Transport User Voice – March 2019 – Chief executive’s editorial
27 February 2019
Transport users and safe, reliable journeys
New research work published by Transport Focus underlines just how important reliable (and safe) journeys are to underpinning user satisfaction.
First off there is some new research – probably the first in this area – summarising what drivers want the Government to set by way of targets for Highways England to deliver against from 2020 to 2025. A huge amount of investment is being delivered or started during that (second) road investment period. Three key messages emerge from the new research: road users want a safe, well maintained road network that allows fast and reliable journeys.
The next wave of the Bus Passenger Survey is out soon and will no doubt also feature congestion and reliability as it has done in previous years. The launch event in Bristol will be lively so book your place soon, as space is limited.

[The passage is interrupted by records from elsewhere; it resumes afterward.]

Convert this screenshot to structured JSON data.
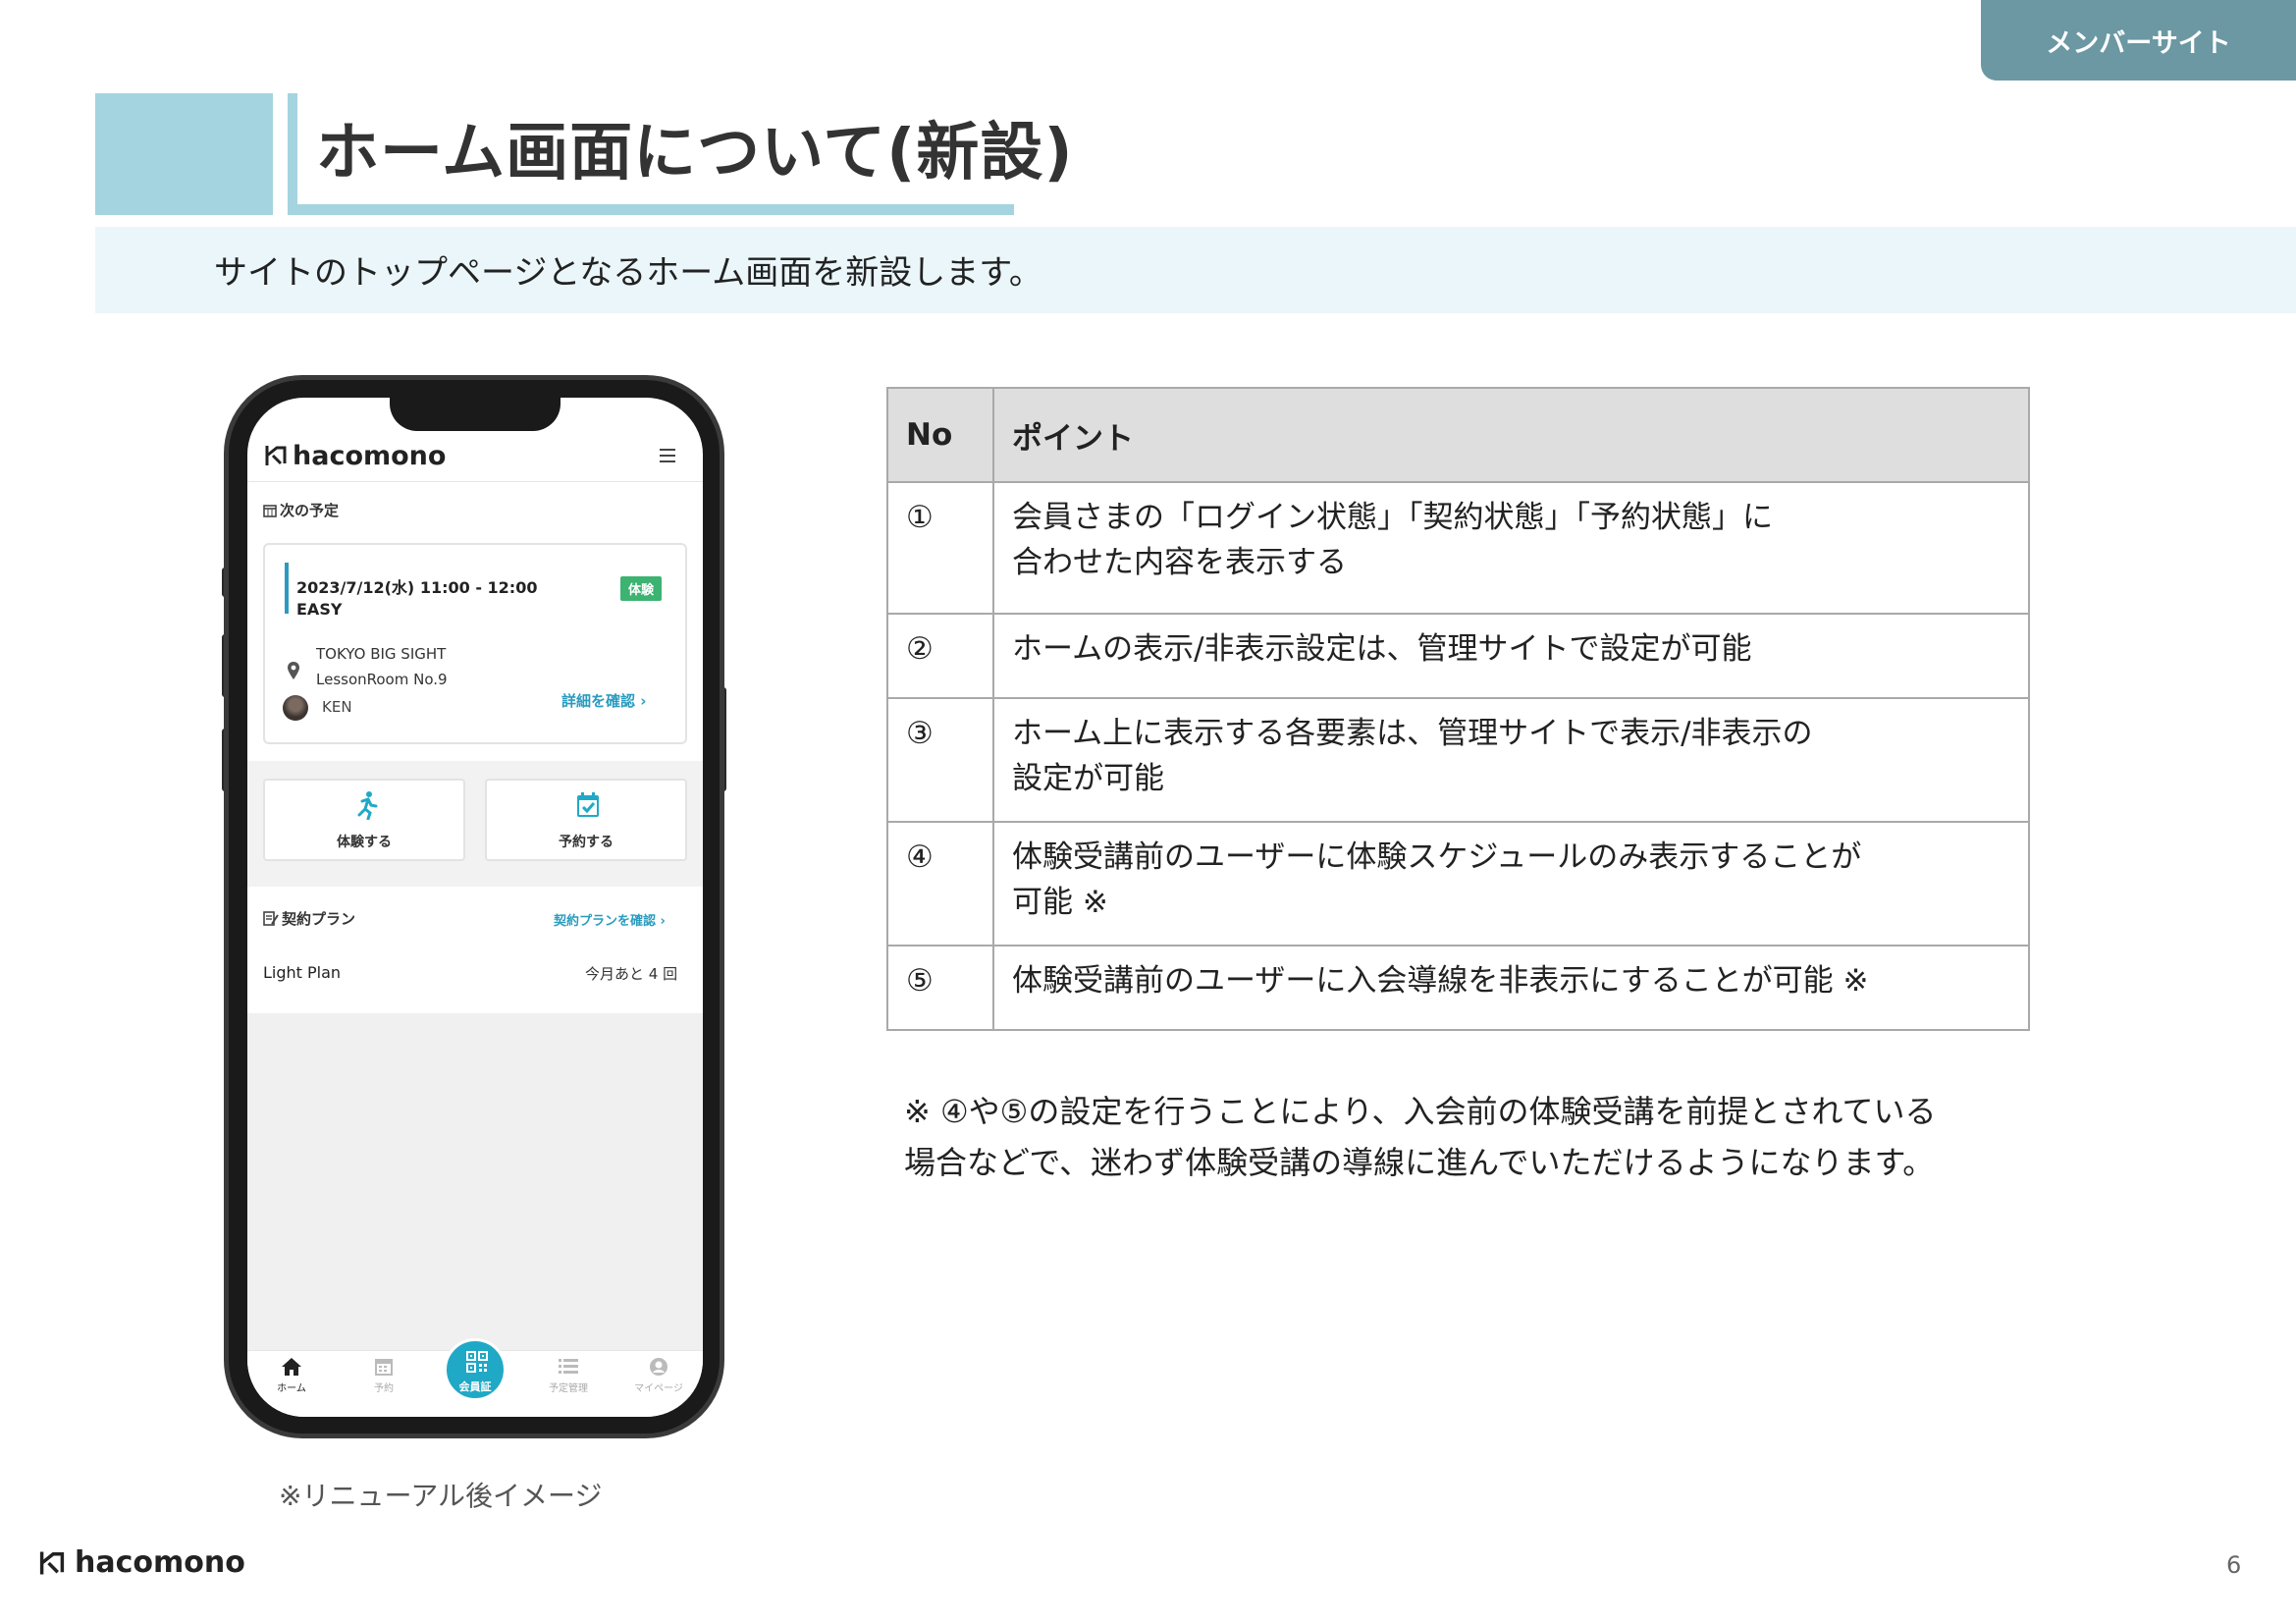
{
  "site_tag": "メンバーサイト",
  "title": "ホーム画面について(新設)",
  "subtitle": "サイトのトップページとなるホーム画面を新設します。",
  "phone": {
    "logo": "hacomono",
    "next_section": "次の予定",
    "lesson": {
      "date": "2023/7/12(水) 11:00 - 12:00",
      "name": "EASY",
      "badge": "体験",
      "venue": "TOKYO BIG SIGHT",
      "room": "LessonRoom No.9",
      "trainer": "KEN",
      "detail_link": "詳細を確認"
    },
    "quick_actions": [
      {
        "label": "体験する",
        "icon": "running-icon"
      },
      {
        "label": "予約する",
        "icon": "calendar-check-icon"
      }
    ],
    "plan_section": "契約プラン",
    "plan_link": "契約プランを確認",
    "plan_name": "Light Plan",
    "plan_remaining": "今月あと 4 回",
    "tabs": [
      {
        "label": "ホーム",
        "icon": "home-icon"
      },
      {
        "label": "予約",
        "icon": "calendar-icon"
      },
      {
        "label": "会員証",
        "icon": "qr-code-icon"
      },
      {
        "label": "予定管理",
        "icon": "list-icon"
      },
      {
        "label": "マイページ",
        "icon": "user-icon"
      }
    ]
  },
  "phone_caption": "※リニューアル後イメージ",
  "table": {
    "headers": [
      "No",
      "ポイント"
    ],
    "rows": [
      {
        "no": "①",
        "line1": "会員さまの「ログイン状態」「契約状態」「予約状態」に",
        "line2": "合わせた内容を表示する"
      },
      {
        "no": "②",
        "line1": "ホームの表示/非表示設定は、管理サイトで設定が可能",
        "line2": ""
      },
      {
        "no": "③",
        "line1": "ホーム上に表示する各要素は、管理サイトで表示/非表示の",
        "line2": "設定が可能"
      },
      {
        "no": "④",
        "line1": "体験受講前のユーザーに体験スケジュールのみ表示することが",
        "line2": "可能 ※"
      },
      {
        "no": "⑤",
        "line1": "体験受講前のユーザーに入会導線を非表示にすることが可能 ※",
        "line2": ""
      }
    ]
  },
  "note": {
    "line1": "※ ④や⑤の設定を行うことにより、入会前の体験受講を前提とされている",
    "line2": "場合などで、迷わず体験受講の導線に進んでいただけるようになります。"
  },
  "footer": {
    "logo": "hacomono",
    "page_number": "6"
  },
  "colors": {
    "accent": "#a4d4df",
    "tag": "#6b98a2",
    "brand": "#20a9c6",
    "badge": "#3cb371"
  }
}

The latest wave of the National Rail Passenger Survey (NRPS) that emerged at the end of January was equally stark. That phase of NRPS covered the experience of over 27,000 rail passengers during their last journey at some point during a ten-week period from September to November last year. As we reported last month, passenger satisfaction fell to its lowest for 10 years. Why? Satisfaction tracks rail performance closely, both up and down. While some train companies and Network Rail areas have stabilised their performance, others are still struggling.
In Scotland, where overall satisfaction fell for its lowest level for 16 years, the latest survey data is having an impact.
NRPS results will also provide useful input to the Government’s on-going Williams Rail Review ahead of a meeting in public on Tuesday 12 March between the Transport Focus Board and Keith Williams. A major part of this will be the next steps for fares reform set out by the Rail Delivery Group in its recently published Easier Fares for All proposals.
Transport Focus is also preparing a submission to the Rail Review detailing what is known about the views of non-users – since it is vital for the future of the railway to attract more people to off-peak rail travel. This will be published soon, along with the results of other new research undertaken recently in focus groups around the country to gather passengers’ views about the future structure of the rail industry.
Meanwhile, with help from Transport Focus, the rail industry is getting better at handling major engineering works. The recent nine-day closure on the southern part of the busy Brighton to London line seems to have been well planned and executed with well organised bus replacement services. Transport Focus also helped the industry get the communications right before and during the works (and hopes to do the same as other works kick off at Euston and King’s Cross). It also ran a survey to capture accurate feedback about the passenger experience during the works.
Finally, while it’s too soon to comment on the effectiveness of the new Rail Ombudsman, Transport Focus is watching progress in this area closely. While the new scheme is having some impact on the type of complaints we now get asked to resolve, there remains a steady stream of issues that Transport Focus can continue to help with. This month’s case study offers one story well worth reading about.